Lift every line from the entries that includes the word "screenshot".

Items from an interface collection:
○ ○ ○

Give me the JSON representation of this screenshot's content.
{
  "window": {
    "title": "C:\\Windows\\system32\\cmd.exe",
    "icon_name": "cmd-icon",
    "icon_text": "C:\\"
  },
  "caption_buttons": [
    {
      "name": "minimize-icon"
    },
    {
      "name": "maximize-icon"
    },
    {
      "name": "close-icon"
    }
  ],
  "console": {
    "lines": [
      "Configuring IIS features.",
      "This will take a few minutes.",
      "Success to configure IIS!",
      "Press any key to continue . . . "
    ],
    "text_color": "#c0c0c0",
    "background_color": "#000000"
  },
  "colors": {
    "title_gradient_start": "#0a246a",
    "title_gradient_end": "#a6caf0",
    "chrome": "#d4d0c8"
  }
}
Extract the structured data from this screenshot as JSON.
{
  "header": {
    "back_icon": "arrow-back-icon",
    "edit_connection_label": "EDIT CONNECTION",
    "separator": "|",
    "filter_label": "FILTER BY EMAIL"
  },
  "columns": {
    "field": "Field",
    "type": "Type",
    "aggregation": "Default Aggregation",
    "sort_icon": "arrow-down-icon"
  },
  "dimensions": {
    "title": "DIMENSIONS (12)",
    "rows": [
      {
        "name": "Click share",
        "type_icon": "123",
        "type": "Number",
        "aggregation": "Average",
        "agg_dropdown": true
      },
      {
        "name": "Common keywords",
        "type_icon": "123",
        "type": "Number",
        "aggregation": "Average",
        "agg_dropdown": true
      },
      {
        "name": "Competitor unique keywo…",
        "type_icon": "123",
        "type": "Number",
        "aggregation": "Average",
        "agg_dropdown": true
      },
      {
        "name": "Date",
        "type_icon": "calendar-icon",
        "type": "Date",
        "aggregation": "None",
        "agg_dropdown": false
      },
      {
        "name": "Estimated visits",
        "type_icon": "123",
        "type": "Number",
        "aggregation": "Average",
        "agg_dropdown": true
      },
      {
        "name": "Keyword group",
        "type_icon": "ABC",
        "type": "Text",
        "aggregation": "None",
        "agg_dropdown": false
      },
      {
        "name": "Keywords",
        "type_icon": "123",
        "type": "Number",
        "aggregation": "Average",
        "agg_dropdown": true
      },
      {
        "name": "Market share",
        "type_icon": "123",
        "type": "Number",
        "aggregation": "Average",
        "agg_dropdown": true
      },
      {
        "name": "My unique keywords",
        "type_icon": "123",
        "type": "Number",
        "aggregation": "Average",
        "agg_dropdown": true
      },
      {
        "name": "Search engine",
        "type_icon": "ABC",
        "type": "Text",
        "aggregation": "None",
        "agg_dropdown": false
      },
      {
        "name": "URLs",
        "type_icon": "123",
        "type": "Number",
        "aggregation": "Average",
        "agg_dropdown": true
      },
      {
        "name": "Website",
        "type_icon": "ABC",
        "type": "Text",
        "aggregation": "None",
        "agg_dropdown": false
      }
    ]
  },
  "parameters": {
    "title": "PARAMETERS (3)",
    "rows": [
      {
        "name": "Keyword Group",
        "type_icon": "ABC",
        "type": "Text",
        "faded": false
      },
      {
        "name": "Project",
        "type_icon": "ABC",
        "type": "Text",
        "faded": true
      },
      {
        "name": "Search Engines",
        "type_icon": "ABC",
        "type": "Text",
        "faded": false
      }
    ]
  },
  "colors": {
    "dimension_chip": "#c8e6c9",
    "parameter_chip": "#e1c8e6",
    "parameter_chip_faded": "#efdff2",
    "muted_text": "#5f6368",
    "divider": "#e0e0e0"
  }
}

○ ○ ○

* _ANSWER TO THIS EXERCISE_:
Give me the JSON representation of this screenshot's content.
Extract the structured data from this screenshot as JSON.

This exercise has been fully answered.